The charges, as I noted yesterday, are shameful and disgusting. Interestingly, they’re also more insulting to Palin than Obama’s comments were, demonstrating the problem conservatives often have in dealing with women. They can’t even decide if their own vice presidential candidate is a “pit bull” ready for prime-time politics, or a “pretty little lady” beauty queen who needs to be protected as if she were some Victorian-era teen-age wife.

The subtleties of most real women, who fall between the conservative archtypes wrapped in leather and lace, escape these hapless campaigners–somethng even PUMAs are bound to realize. Between that GOP cluelessness and the fact that people will eventually remember that John McCain heads the ticket, I suspect the positive post-convention GOP numbers will soon start to decrease.

Those numbers continue to mislead, anyway. National polls may show a slight edge for McCain, but every electoral map I’ve seen–whether produced by Democrats, Republicans or neutral parties–still shows Obama with the advantage. Unless some unforeseen dramatic event occurs–and especially if the McCain campaign continues to rely on negativity, and if even conservatives can’t figure out what kind of woman Palin is–I have no problem sticking with my pre-convention prediction that Obama will win handily in November.

Same day update: That didn’t take long. CBS insisted that the ad be taken off YouTube because it is misleading. The ad still can be seen at the McCain Web site, where they aren’t such sticklers for details such as truth and fact. McCain has apparently found that he loves to wallow in the muck, just like a certain farm animal.

Same day update #2: Some conservative writers agree that the GOP “lipstick” attacks are stupid.
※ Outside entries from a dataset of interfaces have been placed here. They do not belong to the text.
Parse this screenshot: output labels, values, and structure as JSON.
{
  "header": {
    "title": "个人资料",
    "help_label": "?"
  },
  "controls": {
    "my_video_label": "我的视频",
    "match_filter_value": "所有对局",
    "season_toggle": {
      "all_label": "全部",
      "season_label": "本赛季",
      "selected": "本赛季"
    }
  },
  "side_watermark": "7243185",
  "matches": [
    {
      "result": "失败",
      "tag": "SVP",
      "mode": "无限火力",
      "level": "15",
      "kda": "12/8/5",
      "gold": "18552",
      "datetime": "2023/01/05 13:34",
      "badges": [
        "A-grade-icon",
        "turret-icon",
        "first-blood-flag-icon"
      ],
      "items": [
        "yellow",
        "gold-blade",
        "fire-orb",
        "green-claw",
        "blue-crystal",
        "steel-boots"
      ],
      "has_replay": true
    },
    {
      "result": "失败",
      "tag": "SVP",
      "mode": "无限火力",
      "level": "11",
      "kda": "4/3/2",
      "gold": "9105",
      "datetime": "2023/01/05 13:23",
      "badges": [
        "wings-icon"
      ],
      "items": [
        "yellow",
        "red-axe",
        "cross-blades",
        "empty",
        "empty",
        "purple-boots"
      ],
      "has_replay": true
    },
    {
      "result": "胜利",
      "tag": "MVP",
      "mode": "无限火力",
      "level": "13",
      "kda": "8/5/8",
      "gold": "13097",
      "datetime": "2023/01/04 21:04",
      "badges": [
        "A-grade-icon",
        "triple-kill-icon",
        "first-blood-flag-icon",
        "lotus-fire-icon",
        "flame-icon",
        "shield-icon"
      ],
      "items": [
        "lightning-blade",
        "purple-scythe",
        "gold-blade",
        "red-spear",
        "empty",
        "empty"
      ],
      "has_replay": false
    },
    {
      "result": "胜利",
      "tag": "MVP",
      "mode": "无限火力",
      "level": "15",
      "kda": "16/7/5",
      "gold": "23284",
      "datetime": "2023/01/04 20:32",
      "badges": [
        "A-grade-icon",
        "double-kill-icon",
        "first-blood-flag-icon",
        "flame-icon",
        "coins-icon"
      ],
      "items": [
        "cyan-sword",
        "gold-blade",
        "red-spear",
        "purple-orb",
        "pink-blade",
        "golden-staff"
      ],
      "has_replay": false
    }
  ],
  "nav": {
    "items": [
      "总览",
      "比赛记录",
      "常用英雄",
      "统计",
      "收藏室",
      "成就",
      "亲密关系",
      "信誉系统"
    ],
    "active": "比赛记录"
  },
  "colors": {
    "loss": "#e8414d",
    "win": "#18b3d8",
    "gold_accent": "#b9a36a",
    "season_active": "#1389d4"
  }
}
See pieces by Kathryn Lynn Lopez and Roger Kimball.

Posted in Journalism, Media literacy, Politics, Video, Women, Written elsewhere | Tagged: , , , , , , , , , , , , , , , , , , , | 6 Comments »